You, not your employer, are ultimately responsible for your professional
life. You will need to look actively for opportunities to increase your
personal satisfaction and nurture your career. Within your organization
try to identify plum assignments, possible leadership roles, projects that
will force you to stretch your wings, and coworkers from whom you can
learn new skills. Graduate course work, professional societies, a network
of mathematicians at other organizations, and a devotion to life outside
of the office will also help develop your career.
Some organizations offer distinct career paths for their employees. After
a certain number of years you may choose to move into a management track,
enabling you to administer and supervise technical groups, or you can
remain an individual contributor and concentrate solely on mathematics.
Other employers do not provide explicit tracks, and mathematicians take on
management responsibilities as they are willing or able.
you may decide to go back to school to acquire another degree, continuing
education is not limited to the classroom. Attending industry conferences,
reading technical publications and journals, as well as networking with
other professionals will enable you to acquire and develop the skills you
need. Your employer may sponsor educational opportunities, either by
off-setting some of the costs associated with formal education programs
and travel to conferences or by providing seminars and training in-house.
Balance between your professional and personal life is a necessity; you
cannot perform at your peak as a mathematician unless you have a firm
commitment to life outside your work. Spending time with your family,
working out, going to a concert, hanging out with friends, spending a day
in the mountains -- these are just as important to managing your career as
industry conferences and mentoring opportunities. Concentrate on becoming
fulfilled as a person, and your career will take care of itself.
Some resources in this section are provided by the
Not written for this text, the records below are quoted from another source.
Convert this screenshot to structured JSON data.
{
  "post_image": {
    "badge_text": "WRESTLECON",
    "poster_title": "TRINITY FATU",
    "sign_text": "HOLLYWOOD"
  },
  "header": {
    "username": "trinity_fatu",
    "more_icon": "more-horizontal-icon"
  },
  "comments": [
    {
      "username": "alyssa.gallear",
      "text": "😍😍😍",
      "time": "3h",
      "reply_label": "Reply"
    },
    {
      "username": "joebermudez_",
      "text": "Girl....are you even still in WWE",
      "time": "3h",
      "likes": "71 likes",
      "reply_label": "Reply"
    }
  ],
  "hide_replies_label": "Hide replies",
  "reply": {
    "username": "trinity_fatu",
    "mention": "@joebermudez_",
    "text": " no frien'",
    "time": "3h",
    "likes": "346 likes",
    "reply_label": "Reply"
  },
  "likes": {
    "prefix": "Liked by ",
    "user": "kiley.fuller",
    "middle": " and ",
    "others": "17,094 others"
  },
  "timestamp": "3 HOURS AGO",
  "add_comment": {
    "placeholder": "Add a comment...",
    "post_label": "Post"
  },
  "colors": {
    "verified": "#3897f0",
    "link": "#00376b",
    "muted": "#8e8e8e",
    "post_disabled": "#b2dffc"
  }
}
American Mathematical Society,
Mathematical Association of America,
Society for Industrial and Applied
and the US Department
of Labor, Bureau of Labor Statistics.